Goal of the exercise:
Here is a block of records. Copy every line in it that includes "replicates".

Task data:
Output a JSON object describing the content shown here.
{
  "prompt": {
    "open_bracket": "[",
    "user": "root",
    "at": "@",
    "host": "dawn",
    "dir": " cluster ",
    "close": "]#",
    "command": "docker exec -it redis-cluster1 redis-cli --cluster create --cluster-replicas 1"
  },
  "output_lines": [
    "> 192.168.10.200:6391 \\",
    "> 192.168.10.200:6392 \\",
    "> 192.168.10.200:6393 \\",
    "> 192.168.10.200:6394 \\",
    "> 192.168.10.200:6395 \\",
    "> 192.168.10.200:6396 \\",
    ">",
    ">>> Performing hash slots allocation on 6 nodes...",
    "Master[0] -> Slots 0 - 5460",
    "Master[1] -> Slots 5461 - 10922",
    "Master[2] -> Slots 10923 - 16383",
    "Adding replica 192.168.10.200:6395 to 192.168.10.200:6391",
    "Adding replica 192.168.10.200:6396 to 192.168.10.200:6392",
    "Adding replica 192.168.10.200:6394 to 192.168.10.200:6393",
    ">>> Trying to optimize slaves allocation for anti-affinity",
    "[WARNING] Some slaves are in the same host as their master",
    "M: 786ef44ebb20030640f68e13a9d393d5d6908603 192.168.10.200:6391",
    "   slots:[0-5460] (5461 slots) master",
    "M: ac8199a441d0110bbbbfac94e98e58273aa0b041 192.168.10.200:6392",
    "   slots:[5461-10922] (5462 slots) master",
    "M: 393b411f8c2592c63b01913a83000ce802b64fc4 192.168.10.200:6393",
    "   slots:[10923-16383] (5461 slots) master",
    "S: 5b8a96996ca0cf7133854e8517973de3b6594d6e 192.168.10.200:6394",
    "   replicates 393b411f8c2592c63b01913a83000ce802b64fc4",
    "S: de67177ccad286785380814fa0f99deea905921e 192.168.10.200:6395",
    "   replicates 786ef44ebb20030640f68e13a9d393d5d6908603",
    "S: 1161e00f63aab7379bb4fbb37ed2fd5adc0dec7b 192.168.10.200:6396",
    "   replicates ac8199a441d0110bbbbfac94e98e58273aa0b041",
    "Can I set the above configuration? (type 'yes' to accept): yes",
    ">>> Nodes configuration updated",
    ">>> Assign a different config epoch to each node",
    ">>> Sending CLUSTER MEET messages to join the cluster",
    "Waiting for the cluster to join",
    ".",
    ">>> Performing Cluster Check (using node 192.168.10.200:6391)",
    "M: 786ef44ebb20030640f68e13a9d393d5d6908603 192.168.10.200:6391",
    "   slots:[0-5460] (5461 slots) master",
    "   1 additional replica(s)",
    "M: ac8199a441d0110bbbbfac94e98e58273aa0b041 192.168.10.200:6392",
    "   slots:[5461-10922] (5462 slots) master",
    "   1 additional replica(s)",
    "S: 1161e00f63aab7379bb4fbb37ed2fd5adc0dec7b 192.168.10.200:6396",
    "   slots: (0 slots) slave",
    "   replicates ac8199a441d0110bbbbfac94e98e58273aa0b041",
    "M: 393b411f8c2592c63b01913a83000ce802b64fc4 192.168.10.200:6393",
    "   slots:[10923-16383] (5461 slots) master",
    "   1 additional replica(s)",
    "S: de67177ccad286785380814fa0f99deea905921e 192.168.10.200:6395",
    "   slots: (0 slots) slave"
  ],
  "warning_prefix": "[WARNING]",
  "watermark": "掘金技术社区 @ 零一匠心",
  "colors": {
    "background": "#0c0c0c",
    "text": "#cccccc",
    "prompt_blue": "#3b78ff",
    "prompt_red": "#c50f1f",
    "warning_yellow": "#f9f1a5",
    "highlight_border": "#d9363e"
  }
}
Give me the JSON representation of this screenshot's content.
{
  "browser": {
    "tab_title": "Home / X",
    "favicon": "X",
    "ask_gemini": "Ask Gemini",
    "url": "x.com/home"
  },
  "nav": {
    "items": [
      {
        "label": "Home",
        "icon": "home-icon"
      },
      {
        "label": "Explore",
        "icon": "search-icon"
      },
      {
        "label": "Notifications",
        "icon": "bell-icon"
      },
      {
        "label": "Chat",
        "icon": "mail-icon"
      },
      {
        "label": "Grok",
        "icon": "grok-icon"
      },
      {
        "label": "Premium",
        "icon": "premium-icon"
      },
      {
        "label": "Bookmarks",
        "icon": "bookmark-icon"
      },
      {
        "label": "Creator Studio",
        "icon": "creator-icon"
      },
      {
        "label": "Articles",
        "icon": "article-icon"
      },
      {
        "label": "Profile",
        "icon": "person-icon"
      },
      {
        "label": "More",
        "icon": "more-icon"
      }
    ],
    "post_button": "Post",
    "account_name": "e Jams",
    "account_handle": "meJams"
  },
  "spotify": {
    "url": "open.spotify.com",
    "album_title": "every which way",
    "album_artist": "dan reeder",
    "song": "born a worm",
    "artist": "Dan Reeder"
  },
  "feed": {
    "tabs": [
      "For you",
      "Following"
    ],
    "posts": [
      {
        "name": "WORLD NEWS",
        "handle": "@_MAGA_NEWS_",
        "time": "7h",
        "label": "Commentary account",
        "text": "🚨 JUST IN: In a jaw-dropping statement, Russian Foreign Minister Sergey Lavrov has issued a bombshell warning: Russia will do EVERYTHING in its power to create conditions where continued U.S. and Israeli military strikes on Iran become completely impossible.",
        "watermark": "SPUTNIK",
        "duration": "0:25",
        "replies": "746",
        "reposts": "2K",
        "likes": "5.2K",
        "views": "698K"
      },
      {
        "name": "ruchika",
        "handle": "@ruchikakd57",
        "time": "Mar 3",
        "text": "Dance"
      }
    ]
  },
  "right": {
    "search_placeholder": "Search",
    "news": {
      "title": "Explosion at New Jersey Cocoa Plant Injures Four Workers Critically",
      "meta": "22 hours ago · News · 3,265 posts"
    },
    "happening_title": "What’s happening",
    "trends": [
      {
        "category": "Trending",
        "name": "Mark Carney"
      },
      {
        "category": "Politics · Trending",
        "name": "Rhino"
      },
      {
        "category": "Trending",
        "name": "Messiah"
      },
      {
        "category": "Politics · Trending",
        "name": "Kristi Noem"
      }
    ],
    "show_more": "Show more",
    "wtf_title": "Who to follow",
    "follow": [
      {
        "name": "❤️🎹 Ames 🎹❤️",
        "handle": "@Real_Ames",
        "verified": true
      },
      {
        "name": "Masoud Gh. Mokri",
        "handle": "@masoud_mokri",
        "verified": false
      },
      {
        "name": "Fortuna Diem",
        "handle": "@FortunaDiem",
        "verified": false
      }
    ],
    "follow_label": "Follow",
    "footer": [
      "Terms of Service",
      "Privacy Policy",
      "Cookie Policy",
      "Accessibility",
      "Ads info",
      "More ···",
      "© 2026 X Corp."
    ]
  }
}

Written response:
    "   replicates 393b411f8c2592c63b01913a83000ce802b64fc4",
    "   replicates 786ef44ebb20030640f68e13a9d393d5d6908603",
    "   replicates ac8199a441d0110bbbbfac94e98e58273aa0b041",
    "   replicates ac8199a441d0110bbbbfac94e98e58273aa0b041",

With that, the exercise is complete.